(Task directions): Set every line of the data down again exactly, and keep the pictures out.

(Supplied records):
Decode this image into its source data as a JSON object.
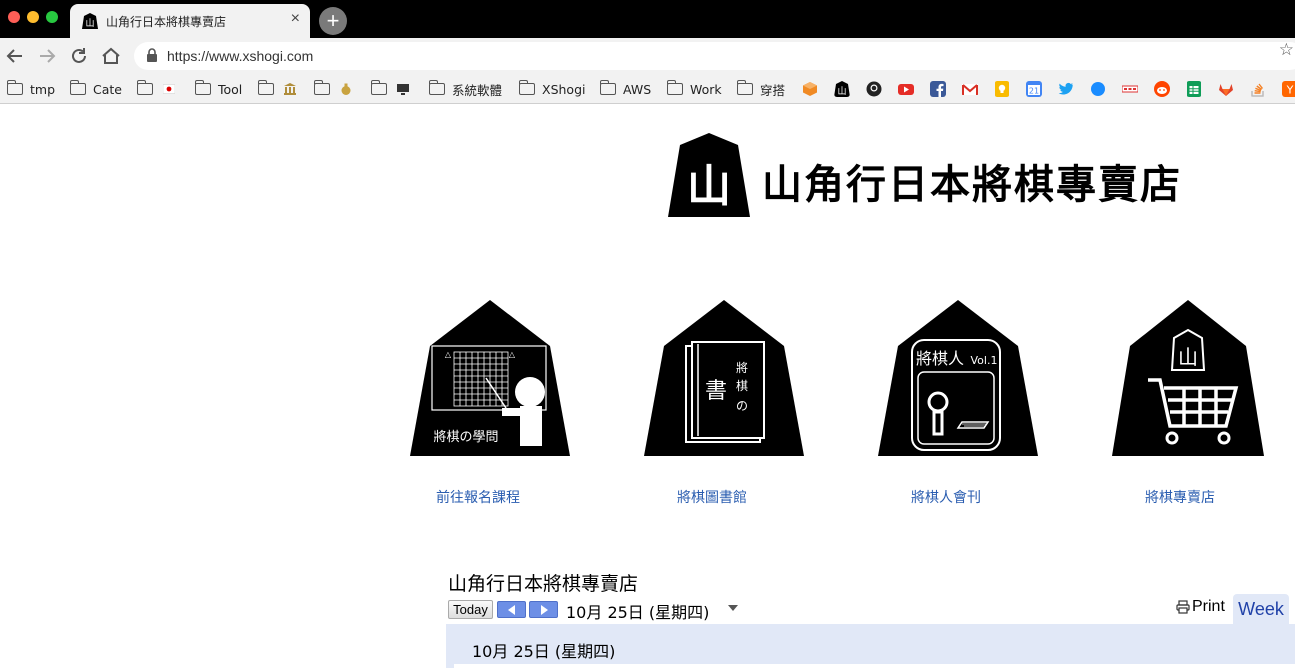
{
  "browser": {
    "tab_title": "山角行日本將棋專賣店",
    "url": "https://www.xshogi.com",
    "bookmarks": [
      {
        "label": "tmp",
        "type": "folder"
      },
      {
        "label": "Cate",
        "type": "folder"
      },
      {
        "label": "",
        "type": "folder",
        "emoji": "🇯🇵"
      },
      {
        "label": "Tool",
        "type": "folder"
      },
      {
        "label": "",
        "type": "folder",
        "emoji": "🏦"
      },
      {
        "label": "",
        "type": "folder",
        "emoji": "💰"
      },
      {
        "label": "",
        "type": "folder",
        "emoji": "🖥"
      },
      {
        "label": "系統軟體",
        "type": "folder"
      },
      {
        "label": "XShogi",
        "type": "folder"
      },
      {
        "label": "AWS",
        "type": "folder"
      },
      {
        "label": "Work",
        "type": "folder"
      },
      {
        "label": "穿搭",
        "type": "folder"
      }
    ],
    "favicon_bookmarks": [
      "aws-cube-icon",
      "shogi-icon",
      "github-icon",
      "youtube-icon",
      "facebook-icon",
      "gmail-icon",
      "keep-icon",
      "calendar-icon",
      "twitter-icon",
      "blue-dot-icon",
      "slides-icon",
      "reddit-icon",
      "sheets-icon",
      "gitlab-icon",
      "stackoverflow-icon",
      "ycombinator-icon"
    ],
    "calendar_icon_day": "21",
    "ycombinator_letter": "Y"
  },
  "site": {
    "logo_text": "山角行日本將棋專賣店",
    "logo_piece_char": "山",
    "pieces": [
      {
        "link": "前往報名課程",
        "caption": "將棋の學問"
      },
      {
        "link": "將棋圖書館",
        "book_char": "書",
        "book_side": "將棋の"
      },
      {
        "link": "將棋人會刊",
        "header": "將棋人",
        "vol": "Vol.1"
      },
      {
        "link": "將棋專賣店",
        "char": "山"
      }
    ]
  },
  "calendar": {
    "title": "山角行日本將棋專賣店",
    "today_label": "Today",
    "date_label": "10月 25日 (星期四)",
    "print_label": "Print",
    "week_label": "Week",
    "day_header": "10月 25日 (星期四)"
  },
  "colors": {
    "link": "#2a5db0",
    "calendar_accent": "#e1e8f7",
    "nav_button": "#6d8fe6"
  }
}
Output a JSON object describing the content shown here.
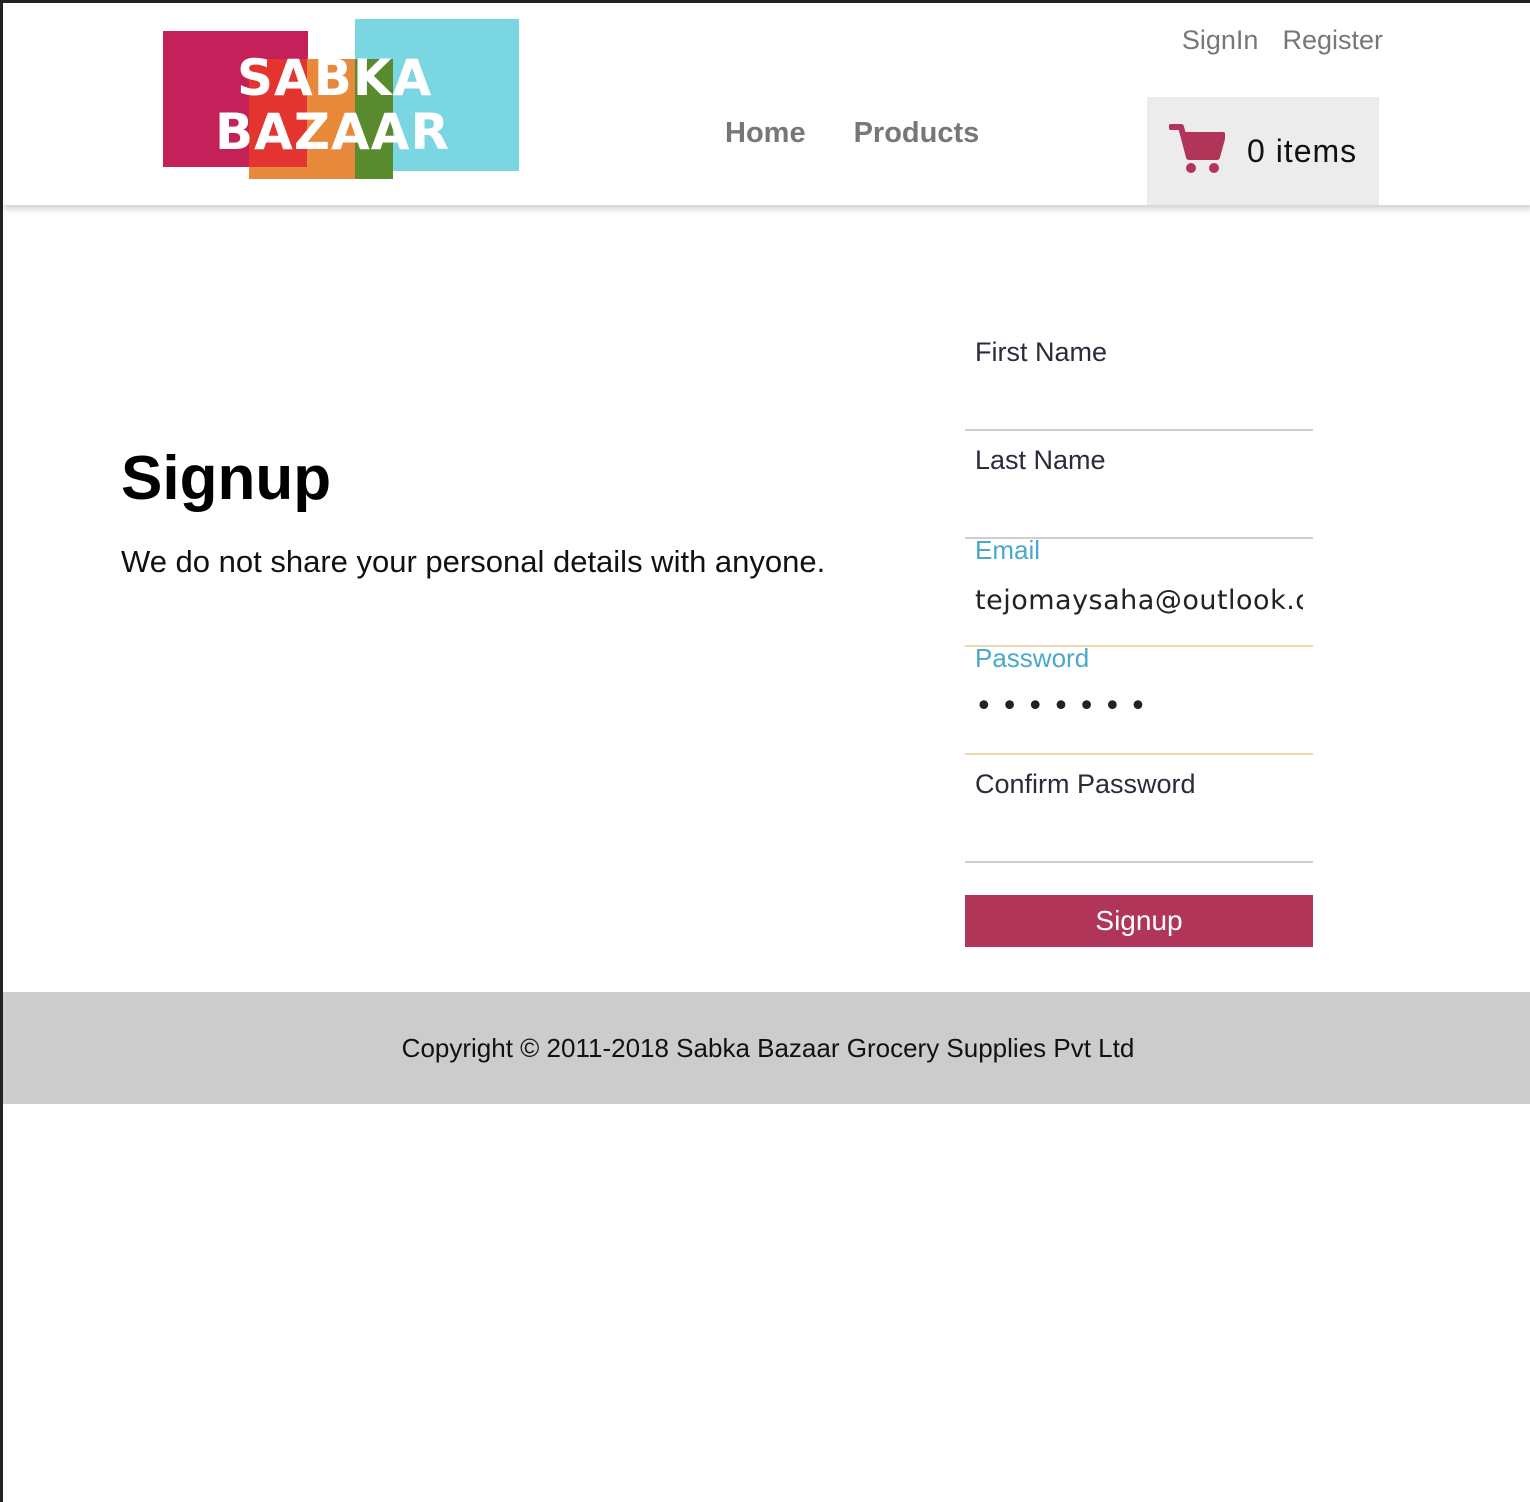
{
  "brand": {
    "logo_line1": "SABKA",
    "logo_line2": "BAZAAR",
    "colors": {
      "magenta": "#c4215a",
      "orange": "#e8883a",
      "red": "#e3342f",
      "cyan": "#7ad6e0",
      "green": "#5a8a2e"
    }
  },
  "header": {
    "top_links": {
      "signin": "SignIn",
      "register": "Register"
    },
    "nav": {
      "home": "Home",
      "products": "Products"
    },
    "cart": {
      "icon": "cart-icon",
      "count_label": "0 items",
      "icon_color": "#b03558"
    }
  },
  "intro": {
    "title": "Signup",
    "subtitle": "We do not share your personal details with anyone."
  },
  "form": {
    "first_name": {
      "label": "First Name",
      "value": ""
    },
    "last_name": {
      "label": "Last Name",
      "value": ""
    },
    "email": {
      "label": "Email",
      "value": "tejomaysaha@outlook.com"
    },
    "password": {
      "label": "Password",
      "value": "•••••••"
    },
    "confirm_password": {
      "label": "Confirm Password",
      "value": ""
    },
    "submit_label": "Signup",
    "accent_color": "#4aa9c9",
    "button_color": "#b03558"
  },
  "footer": {
    "copyright": "Copyright © 2011-2018 Sabka Bazaar Grocery Supplies Pvt Ltd"
  }
}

(Answer to the exercise):
Decode this image into its source data as a JSON object.
{
  "browser": {
    "tab_title": "山角行日本將棋專賣店",
    "url": "https://www.xshogi.com",
    "bookmarks": [
      {
        "label": "tmp",
        "type": "folder"
      },
      {
        "label": "Cate",
        "type": "folder"
      },
      {
        "label": "",
        "type": "folder",
        "emoji": "🇯🇵"
      },
      {
        "label": "Tool",
        "type": "folder"
      },
      {
        "label": "",
        "type": "folder",
        "emoji": "🏦"
      },
      {
        "label": "",
        "type": "folder",
        "emoji": "💰"
      },
      {
        "label": "",
        "type": "folder",
        "emoji": "🖥"
      },
      {
        "label": "系統軟體",
        "type": "folder"
      },
      {
        "label": "XShogi",
        "type": "folder"
      },
      {
        "label": "AWS",
        "type": "folder"
      },
      {
        "label": "Work",
        "type": "folder"
      },
      {
        "label": "穿搭",
        "type": "folder"
      }
    ],
    "favicon_bookmarks": [
      "aws-cube-icon",
      "shogi-icon",
      "github-icon",
      "youtube-icon",
      "facebook-icon",
      "gmail-icon",
      "keep-icon",
      "calendar-icon",
      "twitter-icon",
      "blue-dot-icon",
      "slides-icon",
      "reddit-icon",
      "sheets-icon",
      "gitlab-icon",
      "stackoverflow-icon",
      "ycombinator-icon"
    ],
    "calendar_icon_day": "21",
    "ycombinator_letter": "Y"
  },
  "site": {
    "logo_text": "山角行日本將棋專賣店",
    "logo_piece_char": "山",
    "pieces": [
      {
        "link": "前往報名課程",
        "caption": "將棋の學問"
      },
      {
        "link": "將棋圖書館",
        "book_char": "書",
        "book_side": "將棋の"
      },
      {
        "link": "將棋人會刊",
        "header": "將棋人",
        "vol": "Vol.1"
      },
      {
        "link": "將棋專賣店",
        "char": "山"
      }
    ]
  },
  "calendar": {
    "title": "山角行日本將棋專賣店",
    "today_label": "Today",
    "date_label": "10月 25日 (星期四)",
    "print_label": "Print",
    "week_label": "Week",
    "day_header": "10月 25日 (星期四)"
  },
  "colors": {
    "link": "#2a5db0",
    "calendar_accent": "#e1e8f7",
    "nav_button": "#6d8fe6"
  }
}
Output a JSON object describing the content shown here.
{
  "brand": {
    "logo_line1": "SABKA",
    "logo_line2": "BAZAAR",
    "colors": {
      "magenta": "#c4215a",
      "orange": "#e8883a",
      "red": "#e3342f",
      "cyan": "#7ad6e0",
      "green": "#5a8a2e"
    }
  },
  "header": {
    "top_links": {
      "signin": "SignIn",
      "register": "Register"
    },
    "nav": {
      "home": "Home",
      "products": "Products"
    },
    "cart": {
      "icon": "cart-icon",
      "count_label": "0 items",
      "icon_color": "#b03558"
    }
  },
  "intro": {
    "title": "Signup",
    "subtitle": "We do not share your personal details with anyone."
  },
  "form": {
    "first_name": {
      "label": "First Name",
      "value": ""
    },
    "last_name": {
      "label": "Last Name",
      "value": ""
    },
    "email": {
      "label": "Email",
      "value": "tejomaysaha@outlook.com"
    },
    "password": {
      "label": "Password",
      "value": "•••••••"
    },
    "confirm_password": {
      "label": "Confirm Password",
      "value": ""
    },
    "submit_label": "Signup",
    "accent_color": "#4aa9c9",
    "button_color": "#b03558"
  },
  "footer": {
    "copyright": "Copyright © 2011-2018 Sabka Bazaar Grocery Supplies Pvt Ltd"
  }
}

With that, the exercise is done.